Born April 28, 1908, in Trossingen, Wuerttenberg, Germany, Rees received his scientific and engineering education in Stuttgart and at the Dresden Institute of Technology. His studies focused on thermodynamics, engine design, production planning and methods development. After graduating in 1934, he became assistant to the manager of a steel mill in Leipzig, Germany. In 1940 he became technical plant manager of the German Guided Missile Center at Peenemünde. As World War II ended, Rees was among the German rocket experts that surrendered to Allied forces and emigrated from Germany to work for the U. S. Army. Initially assigned to Fort Bliss, Texas, Rees and other members of the Wernher von Braun team were eventually transferred to Redstone Arsenal in Huntsville. Assigned to the Army Ballistic Missile Agency, Rees served as Deputy Director of Development Operations.
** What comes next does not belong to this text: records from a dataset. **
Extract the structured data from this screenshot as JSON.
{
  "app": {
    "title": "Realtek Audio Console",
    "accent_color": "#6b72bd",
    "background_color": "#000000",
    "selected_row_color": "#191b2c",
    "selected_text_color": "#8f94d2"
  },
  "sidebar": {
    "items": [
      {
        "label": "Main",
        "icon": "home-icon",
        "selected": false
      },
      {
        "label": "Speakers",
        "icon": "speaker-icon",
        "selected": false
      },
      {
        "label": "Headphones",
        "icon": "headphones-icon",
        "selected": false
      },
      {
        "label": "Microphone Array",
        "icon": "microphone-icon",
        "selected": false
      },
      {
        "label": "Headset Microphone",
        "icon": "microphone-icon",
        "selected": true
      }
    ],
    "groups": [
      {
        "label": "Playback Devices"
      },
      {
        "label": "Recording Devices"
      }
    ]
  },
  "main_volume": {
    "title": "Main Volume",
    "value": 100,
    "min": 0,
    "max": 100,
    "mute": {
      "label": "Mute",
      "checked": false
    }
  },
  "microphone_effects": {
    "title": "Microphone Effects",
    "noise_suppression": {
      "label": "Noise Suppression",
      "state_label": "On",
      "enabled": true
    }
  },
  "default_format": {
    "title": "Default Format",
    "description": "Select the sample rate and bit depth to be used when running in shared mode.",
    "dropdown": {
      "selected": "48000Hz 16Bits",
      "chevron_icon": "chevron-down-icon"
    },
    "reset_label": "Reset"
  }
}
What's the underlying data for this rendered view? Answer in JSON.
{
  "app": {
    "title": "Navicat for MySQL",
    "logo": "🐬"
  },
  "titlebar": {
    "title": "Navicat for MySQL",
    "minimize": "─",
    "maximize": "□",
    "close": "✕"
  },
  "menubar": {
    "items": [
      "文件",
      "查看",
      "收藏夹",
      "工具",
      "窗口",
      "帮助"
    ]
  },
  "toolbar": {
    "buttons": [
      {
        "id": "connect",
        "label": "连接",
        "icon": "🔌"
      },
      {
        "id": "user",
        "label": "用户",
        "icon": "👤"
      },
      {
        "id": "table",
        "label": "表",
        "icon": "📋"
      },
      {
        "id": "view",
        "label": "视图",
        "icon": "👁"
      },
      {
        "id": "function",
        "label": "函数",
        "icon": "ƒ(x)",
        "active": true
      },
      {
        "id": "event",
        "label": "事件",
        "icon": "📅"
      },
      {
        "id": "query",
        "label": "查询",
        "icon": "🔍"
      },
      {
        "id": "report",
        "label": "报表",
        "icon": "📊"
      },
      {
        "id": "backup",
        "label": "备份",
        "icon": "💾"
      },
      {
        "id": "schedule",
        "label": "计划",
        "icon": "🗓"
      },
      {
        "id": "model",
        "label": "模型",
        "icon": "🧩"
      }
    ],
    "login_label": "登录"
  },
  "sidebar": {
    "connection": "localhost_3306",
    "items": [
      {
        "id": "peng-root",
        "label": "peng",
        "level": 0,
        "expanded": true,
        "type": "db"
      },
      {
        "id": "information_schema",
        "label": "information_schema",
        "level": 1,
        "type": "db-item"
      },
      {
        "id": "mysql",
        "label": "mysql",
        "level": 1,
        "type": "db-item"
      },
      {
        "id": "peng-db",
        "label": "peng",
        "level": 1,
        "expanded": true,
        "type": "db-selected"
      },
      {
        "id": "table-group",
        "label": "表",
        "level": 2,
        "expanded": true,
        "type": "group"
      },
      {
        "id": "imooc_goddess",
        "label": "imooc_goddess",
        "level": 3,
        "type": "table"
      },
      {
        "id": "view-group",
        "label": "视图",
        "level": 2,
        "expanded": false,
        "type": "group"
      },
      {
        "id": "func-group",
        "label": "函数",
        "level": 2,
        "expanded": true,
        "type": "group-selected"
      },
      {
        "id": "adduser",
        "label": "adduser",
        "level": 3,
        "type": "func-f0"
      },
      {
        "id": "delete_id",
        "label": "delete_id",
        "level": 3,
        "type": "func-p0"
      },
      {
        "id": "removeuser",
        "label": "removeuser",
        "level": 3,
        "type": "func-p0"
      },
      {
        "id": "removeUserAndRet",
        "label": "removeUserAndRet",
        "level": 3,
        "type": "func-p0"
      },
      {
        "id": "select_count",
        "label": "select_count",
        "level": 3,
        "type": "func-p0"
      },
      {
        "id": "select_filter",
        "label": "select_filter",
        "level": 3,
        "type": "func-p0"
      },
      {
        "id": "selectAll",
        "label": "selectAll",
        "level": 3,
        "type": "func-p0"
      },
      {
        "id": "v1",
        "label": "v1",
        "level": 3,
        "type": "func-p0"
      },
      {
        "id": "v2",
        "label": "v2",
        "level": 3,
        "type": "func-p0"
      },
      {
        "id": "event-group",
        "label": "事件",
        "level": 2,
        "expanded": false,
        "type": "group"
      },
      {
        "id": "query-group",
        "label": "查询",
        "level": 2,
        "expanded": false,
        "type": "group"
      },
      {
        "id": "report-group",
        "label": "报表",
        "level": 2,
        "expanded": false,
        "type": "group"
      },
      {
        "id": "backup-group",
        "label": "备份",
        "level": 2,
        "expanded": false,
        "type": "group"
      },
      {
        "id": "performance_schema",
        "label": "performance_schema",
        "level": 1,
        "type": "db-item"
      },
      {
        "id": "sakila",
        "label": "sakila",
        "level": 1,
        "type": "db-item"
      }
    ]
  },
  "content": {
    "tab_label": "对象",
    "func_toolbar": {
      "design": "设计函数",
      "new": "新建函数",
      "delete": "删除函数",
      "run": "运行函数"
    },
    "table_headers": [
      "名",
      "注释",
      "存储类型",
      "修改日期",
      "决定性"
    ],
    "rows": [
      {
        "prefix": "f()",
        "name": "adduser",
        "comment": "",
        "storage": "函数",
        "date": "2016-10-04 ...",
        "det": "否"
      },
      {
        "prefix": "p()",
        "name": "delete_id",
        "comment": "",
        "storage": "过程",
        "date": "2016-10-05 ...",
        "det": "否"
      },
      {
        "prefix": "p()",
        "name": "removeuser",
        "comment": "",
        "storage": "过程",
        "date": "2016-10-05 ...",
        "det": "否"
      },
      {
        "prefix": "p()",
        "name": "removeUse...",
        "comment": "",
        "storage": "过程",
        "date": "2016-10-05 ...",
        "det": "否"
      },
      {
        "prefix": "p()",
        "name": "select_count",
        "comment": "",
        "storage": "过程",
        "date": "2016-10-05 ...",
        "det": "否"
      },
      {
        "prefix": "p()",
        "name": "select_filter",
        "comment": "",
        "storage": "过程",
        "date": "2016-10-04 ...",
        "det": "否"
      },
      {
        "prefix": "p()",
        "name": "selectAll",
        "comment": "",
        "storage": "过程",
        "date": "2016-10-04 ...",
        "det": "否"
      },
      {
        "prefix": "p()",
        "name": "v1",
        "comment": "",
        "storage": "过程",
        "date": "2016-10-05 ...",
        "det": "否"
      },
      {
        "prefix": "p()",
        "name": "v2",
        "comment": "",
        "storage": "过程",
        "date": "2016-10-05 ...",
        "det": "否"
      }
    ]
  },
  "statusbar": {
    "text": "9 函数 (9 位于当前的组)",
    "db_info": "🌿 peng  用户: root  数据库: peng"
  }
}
On January 31, 1958, the von Braun team used a modified Jupiter-C rocket to launch Explorer I, America’s first orbiting satellite. Two years later, with von Braun as Director and Rees as Deputy for Technical and Scientific Matters, the Marshall Center was created. There an expanded team would develop the Saturn rockets that launched humans to the moon in 1969. As the Apollo program drew to a close, von Braun transferred to NASA Headquarters, and Rees became Center Director.
A von Braun biography, written by Marshall-retiree Dr. Ernst Stuhlinger, quotes George Mueller, NASA Associate Administrator for Manned Space Flight during the Apollo era: “Wernher and Eberhard were a great team. Wernher was the outgoing one. Eberhard the practical one”
Rees was practical, and he was a realist when it came to space program management. When the Apollo Saturn Program was inaugurated in the early 1960s, the adolescent NASA organization had no comprehensive management apparatus, space historian Roger Bilstein once wrote. According to Rees, the system developed after ‘”some painful experiences” during the early development period. Bilstein captured Rees’ frustration with one Saturn contractor. “For me, it is just unbearable to deal further with a non-performing contractor who has the government tightly over a barrel when it comes to a multibillion dollar venture of such national importance as the Apollo program.” An official biographical sketch published in 1972 by the Marshall Center said, “Dr. Rees is known for his unrelenting insistence on technical excellence and meticulous accuracy in performance.”
As Von Braun’s deputy, Rees ironed out the kinks in Saturn management. As Marshall’s second Center Director, he continued to manage the Saturn/Apollo program and implemented Skylab. “With Skylab we are not concerned primarily with flying a spacecraft. We are concerned with the important aims of living and working in Earth orbit and conducting the experiments that will eventually lead to many beneficial results,” said Rees, who also directed the Lunar Roving Vehicle, a program once described as a “tribute to his leadership.”
Rees managed Marshall-related space hardware and tackled difficult institutional challenges as well. As the Apollo program ended, the Marshall Center faced the grim realities of workforce cuts and fiscal reductions. Those who sacrificed during and following Saturn, and those who survived to build the Shuttle were, said Rees, “the bold ones who stepped out into this new frontier and made possible these great new dreams and new benefits that mankind is only just beginning to realize.”